An XLM file contains one or more macros used for automating processes in Microsoft Excel, a spreadsheet application. It is a script used to perform complex or repetitive Excel functions, such as inserting data in cells or formatting charts.
Microsoft introduced XLM files in 1992 with the release of Excel 4.0. The files were commonly used by Excel users until the late-2000s, when Microsoft released Excel 2007. Excel 2007 enabled users to save macros with spreadsheets and save those spreadsheets as .XLSM or .XLTM files.
While XLM files are not as common as they once were, you may still encounter an XLM file that was packaged with an older version of Excel or created by a user. To create an XLM file in Excel 4.0 to 2003, select Tools → Macro → Record New Macro.... When creating the macro, you can assign a keyboard shortcut to run the macro.
NOTE: To view or create a macro in Excel 365, select the "View" tab, then click "Macros."

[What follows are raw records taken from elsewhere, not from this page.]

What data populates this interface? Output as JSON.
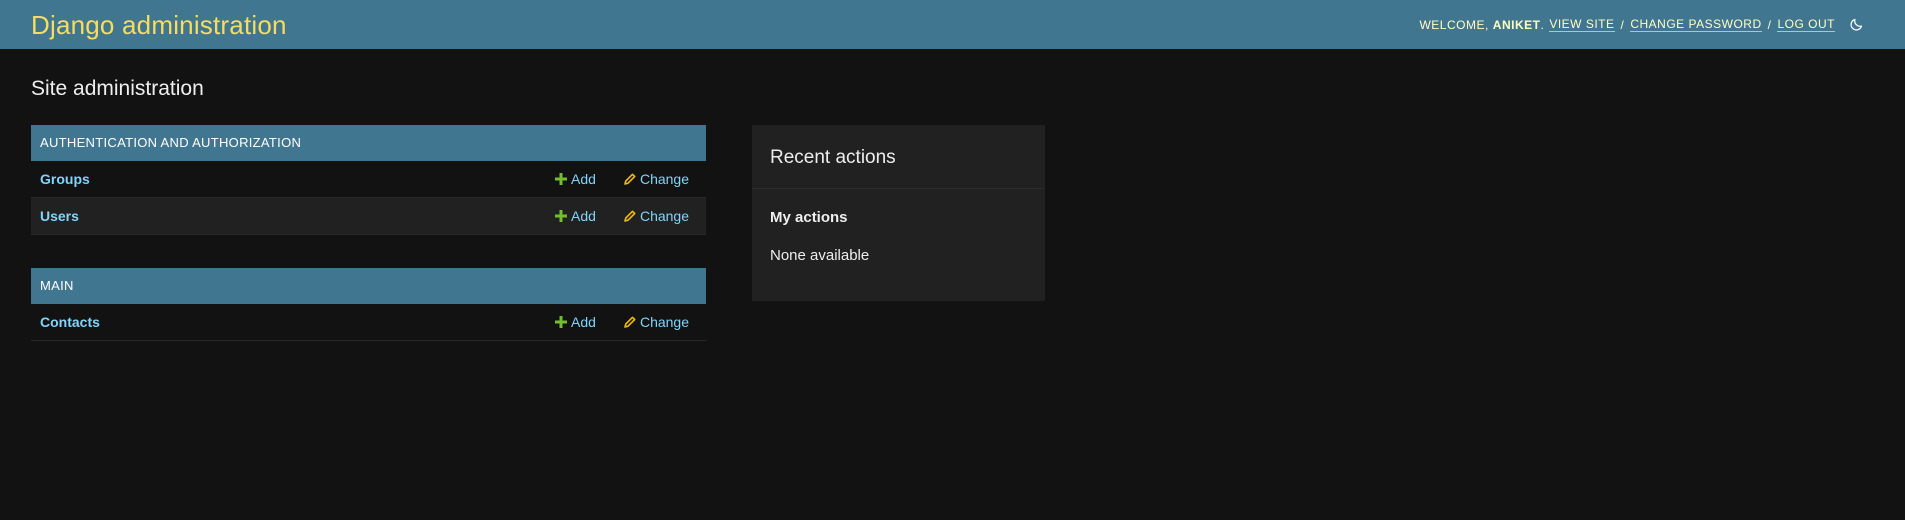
{
  "header": {
    "branding": "Django administration",
    "welcome": "Welcome,",
    "username": "aniket",
    "username_suffix": ".",
    "view_site": "View site",
    "change_password": "Change password",
    "log_out": "Log out",
    "separator": "/",
    "theme_icon": "moon-icon"
  },
  "page": {
    "title": "Site administration"
  },
  "apps": [
    {
      "caption": "Authentication and Authorization",
      "models": [
        {
          "name": "Groups",
          "add": "Add",
          "change": "Change"
        },
        {
          "name": "Users",
          "add": "Add",
          "change": "Change"
        }
      ]
    },
    {
      "caption": "Main",
      "models": [
        {
          "name": "Contacts",
          "add": "Add",
          "change": "Change"
        }
      ]
    }
  ],
  "recent_actions": {
    "title": "Recent actions",
    "subtitle": "My actions",
    "empty": "None available"
  },
  "colors": {
    "header_bg": "#417690",
    "branding": "#f5dd5d",
    "link": "#81d4fa",
    "add_icon": "#70bf2b",
    "change_icon": "#efb80b",
    "background": "#121212"
  },
  "icons": {
    "add": "plus-icon",
    "change": "pencil-icon"
  }
}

How to open an XLM file
You can open XLM files with Microsoft Excel in Windows and macOS. However, Microsoft encourages you to migrate the XLM macro to a later version of Microsoft Visual Basic for Applications (VBA).

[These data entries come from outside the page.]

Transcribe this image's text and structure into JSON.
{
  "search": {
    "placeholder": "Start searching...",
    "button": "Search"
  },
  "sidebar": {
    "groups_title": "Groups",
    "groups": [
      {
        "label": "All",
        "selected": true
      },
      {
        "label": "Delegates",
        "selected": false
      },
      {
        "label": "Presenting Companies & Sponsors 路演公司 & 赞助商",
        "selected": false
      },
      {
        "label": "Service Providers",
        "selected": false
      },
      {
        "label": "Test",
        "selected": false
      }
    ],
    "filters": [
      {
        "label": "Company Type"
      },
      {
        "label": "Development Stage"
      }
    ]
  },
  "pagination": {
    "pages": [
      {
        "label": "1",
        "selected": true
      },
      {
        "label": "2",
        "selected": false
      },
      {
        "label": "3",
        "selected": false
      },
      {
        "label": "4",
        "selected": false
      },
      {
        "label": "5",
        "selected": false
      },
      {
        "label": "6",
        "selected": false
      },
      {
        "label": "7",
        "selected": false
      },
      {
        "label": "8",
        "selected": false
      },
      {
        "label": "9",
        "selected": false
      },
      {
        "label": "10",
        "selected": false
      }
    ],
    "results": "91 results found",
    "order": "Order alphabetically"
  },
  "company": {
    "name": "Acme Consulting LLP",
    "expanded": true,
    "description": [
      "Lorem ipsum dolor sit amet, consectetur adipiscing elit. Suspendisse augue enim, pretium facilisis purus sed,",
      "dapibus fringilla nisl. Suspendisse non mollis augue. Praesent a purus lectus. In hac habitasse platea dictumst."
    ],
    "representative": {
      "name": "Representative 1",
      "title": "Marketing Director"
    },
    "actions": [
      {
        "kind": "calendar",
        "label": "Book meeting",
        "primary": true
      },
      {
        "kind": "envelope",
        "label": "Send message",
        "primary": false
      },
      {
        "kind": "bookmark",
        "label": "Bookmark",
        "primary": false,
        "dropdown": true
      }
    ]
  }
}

If you encounter a "security setting" error message in Excel when trying to open an XLM file, you need to change the macro settings in the application to run the macro. To do this, follow these steps:
- Select File → Options → Trust Center and click Trust Center Settings
- Select Macro Settings, and click "Enable all macros (not recommended; potentially dangerous code can run)"
- Select File Block Settings and choose "Excel 4 Macrosheets and Add-in files" under the "File Type" category (verify that the "Open" checkbox is checked
- Choose "Open selected file types in Protected View and allow editing" under "Open behavior for selected file types" and click OK twice.
XLM files may be used to distribute and execute malware attacks on victims' computers. To protect against malicious attacks, never double-click an unknown XLM file. Verify the legitimacy of the source of the XLM file before attempting to run the macro in Excel.